30A: DOUBLE DOWN [Get one more card for twice the bet, in blackjack] – double play and down play
47A: HORSE POWER [Car engine measure] – horse play and power play
63A: START OF PLAY [Opening kickoff, say, and what both parts of 17-, 30- and 47-Across can be]
Each theme entry can be split in two, with each word being the START OF (first word before) PLAY. I tend to like this type of theme, especially when both of the theme entries lend themselves to the task at hand – it always feels like a nice when you can turn HORSE POWER into horse play and power play, for example. The only themer that didn’t really sing to me was RUNNING GAME, which turned into running play … which feels like the same thing as a RUNNING GAME? I tend to prefer themes where plays on words deviate from the original meanings of the themers instead of duplicating them, which the constructor does well with his other theme entries.
This puzzle felt quite dude-ish, at least in its theme entries, what with all the sports, gambling, and cars. I was almost ready for an action movie SMASH somewhere in there!
– Huge props for using the term Latinx in the clue for EAST LA!!!!
– I appreciated the double clue for REAR END as well as the clue for MARXISM. There were also some nice long down entries (WEREWOLVES, UPPERCRUST, TAPESTRY).
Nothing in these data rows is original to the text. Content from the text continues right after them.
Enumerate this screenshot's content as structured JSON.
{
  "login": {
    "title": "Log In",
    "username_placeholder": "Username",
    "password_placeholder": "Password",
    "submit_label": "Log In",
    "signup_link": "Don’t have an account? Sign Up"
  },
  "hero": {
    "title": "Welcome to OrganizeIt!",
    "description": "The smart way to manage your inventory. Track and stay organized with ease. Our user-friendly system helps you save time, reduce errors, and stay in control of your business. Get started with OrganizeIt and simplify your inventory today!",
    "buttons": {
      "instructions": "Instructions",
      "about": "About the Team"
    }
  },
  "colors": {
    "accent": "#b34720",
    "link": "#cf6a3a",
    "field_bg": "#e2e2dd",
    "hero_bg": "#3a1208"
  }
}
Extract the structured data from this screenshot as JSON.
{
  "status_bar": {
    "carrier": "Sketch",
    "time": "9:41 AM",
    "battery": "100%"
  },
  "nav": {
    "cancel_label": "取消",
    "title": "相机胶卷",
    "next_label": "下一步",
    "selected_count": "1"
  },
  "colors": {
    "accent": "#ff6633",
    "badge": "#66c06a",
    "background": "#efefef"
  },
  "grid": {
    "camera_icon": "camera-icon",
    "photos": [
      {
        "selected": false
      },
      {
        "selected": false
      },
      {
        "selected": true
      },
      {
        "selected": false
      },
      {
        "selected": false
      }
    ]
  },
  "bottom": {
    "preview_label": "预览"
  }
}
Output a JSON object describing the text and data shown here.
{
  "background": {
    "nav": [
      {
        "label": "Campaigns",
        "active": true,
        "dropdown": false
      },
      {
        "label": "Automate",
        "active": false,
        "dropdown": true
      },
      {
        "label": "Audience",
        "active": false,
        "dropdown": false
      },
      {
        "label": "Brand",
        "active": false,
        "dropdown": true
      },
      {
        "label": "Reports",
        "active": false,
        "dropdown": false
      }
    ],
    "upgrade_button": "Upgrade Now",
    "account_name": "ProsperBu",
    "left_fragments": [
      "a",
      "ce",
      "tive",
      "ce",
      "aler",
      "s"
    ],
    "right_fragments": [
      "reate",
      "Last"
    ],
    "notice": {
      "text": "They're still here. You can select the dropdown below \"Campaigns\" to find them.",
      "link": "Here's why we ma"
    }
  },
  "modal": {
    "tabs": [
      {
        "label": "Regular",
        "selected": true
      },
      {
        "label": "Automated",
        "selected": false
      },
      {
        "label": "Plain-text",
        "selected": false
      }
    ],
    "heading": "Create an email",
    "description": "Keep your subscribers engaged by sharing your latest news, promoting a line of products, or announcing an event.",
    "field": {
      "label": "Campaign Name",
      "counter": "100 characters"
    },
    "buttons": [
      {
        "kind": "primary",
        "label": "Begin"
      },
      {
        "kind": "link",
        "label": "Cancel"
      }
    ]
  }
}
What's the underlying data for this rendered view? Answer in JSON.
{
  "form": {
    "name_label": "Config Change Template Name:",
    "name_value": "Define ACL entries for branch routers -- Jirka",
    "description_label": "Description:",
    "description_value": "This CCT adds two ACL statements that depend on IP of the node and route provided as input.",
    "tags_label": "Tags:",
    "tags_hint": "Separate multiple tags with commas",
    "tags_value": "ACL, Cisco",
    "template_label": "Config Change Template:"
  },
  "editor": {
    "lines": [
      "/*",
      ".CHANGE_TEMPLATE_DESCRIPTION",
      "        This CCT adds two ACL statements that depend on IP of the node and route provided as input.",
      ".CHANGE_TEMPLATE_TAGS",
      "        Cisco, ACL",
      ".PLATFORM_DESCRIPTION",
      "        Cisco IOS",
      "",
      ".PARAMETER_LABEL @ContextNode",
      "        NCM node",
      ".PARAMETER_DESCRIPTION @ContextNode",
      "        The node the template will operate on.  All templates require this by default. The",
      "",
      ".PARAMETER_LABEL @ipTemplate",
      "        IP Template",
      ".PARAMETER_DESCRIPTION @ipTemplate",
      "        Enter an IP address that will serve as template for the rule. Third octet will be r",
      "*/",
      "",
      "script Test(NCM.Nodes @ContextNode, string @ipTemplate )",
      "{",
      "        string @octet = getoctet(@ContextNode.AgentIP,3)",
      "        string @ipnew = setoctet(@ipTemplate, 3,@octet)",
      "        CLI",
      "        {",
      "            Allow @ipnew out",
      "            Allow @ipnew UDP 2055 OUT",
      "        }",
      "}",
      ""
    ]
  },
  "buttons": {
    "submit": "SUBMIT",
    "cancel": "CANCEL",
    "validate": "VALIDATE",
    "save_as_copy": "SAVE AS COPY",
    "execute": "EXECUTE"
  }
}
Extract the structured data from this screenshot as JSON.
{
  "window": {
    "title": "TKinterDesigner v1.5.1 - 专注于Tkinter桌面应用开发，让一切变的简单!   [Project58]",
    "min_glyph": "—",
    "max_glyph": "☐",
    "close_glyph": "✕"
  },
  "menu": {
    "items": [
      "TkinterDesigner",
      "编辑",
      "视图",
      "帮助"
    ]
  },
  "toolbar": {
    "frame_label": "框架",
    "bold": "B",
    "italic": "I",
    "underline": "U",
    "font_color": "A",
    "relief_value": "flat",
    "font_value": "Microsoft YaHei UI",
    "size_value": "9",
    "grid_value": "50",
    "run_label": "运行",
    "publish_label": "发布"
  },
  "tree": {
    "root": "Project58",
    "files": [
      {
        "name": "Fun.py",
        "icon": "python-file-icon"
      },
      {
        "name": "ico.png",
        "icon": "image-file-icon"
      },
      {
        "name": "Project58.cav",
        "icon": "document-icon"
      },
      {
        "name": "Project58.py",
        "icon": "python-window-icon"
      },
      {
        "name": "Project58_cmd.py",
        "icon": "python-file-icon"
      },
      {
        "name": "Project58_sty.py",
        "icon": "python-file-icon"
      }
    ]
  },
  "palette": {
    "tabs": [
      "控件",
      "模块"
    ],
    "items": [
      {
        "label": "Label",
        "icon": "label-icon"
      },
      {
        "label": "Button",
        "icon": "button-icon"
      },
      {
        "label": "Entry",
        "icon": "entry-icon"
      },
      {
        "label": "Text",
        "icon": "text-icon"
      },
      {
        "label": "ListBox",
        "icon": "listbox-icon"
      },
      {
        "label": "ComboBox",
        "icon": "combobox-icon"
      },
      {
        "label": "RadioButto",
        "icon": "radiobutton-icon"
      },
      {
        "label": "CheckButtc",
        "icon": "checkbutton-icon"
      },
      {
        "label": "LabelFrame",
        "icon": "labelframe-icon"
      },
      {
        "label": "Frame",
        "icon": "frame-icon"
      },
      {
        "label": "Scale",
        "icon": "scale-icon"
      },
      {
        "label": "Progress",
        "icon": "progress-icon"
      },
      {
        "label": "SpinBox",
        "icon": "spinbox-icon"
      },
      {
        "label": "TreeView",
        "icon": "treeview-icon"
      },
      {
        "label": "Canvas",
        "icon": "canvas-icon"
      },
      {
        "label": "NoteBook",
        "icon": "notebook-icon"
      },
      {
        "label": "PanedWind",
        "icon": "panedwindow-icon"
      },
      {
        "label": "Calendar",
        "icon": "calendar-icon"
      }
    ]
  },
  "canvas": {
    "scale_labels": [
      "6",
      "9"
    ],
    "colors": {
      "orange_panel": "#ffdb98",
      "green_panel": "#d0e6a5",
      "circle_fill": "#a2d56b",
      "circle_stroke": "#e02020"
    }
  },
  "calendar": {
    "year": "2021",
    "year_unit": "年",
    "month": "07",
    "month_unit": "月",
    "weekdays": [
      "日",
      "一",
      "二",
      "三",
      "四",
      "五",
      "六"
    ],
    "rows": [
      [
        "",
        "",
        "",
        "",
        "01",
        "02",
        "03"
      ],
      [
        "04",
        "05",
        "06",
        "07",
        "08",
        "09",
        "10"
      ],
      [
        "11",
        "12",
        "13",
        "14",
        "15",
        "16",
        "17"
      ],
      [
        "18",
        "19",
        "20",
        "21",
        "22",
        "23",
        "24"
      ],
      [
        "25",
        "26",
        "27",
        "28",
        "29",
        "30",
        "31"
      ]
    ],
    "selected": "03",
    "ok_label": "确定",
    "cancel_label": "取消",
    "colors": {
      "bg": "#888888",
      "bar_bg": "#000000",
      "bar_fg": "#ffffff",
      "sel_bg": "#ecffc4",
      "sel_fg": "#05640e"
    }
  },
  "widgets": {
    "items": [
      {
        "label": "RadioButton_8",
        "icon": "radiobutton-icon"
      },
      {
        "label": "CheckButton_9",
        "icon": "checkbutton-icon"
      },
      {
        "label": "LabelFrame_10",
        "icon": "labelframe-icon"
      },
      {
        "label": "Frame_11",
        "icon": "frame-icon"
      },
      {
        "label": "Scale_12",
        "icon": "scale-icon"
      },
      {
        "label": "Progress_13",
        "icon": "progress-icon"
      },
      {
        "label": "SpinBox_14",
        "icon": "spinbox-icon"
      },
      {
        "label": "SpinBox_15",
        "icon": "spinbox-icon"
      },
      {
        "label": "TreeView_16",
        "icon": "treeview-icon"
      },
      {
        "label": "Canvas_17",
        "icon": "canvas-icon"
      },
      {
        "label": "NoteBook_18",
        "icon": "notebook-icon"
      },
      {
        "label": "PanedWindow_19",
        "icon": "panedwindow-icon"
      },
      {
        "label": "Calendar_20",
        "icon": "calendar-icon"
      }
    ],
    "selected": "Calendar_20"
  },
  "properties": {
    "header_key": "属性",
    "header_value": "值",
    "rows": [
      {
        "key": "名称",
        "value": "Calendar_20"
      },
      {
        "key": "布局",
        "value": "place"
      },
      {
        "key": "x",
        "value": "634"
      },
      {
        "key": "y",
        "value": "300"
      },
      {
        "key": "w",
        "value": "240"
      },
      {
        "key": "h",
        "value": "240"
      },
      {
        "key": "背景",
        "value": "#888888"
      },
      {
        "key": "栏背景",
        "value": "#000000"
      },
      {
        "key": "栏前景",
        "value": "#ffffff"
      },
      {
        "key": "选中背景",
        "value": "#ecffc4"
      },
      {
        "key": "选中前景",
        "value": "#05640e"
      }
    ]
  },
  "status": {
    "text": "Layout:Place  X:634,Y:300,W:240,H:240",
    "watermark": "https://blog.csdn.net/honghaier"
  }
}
– As usual, there were verrrry few women in the puzzle today (NANA, AUNT Em / Dorothy, HEIDI) vs. soooo many dudes. Sigh. We at least have COLE and ASHE to represent for people of color in the grid, but that ratio in puzzles could also be substantially improved.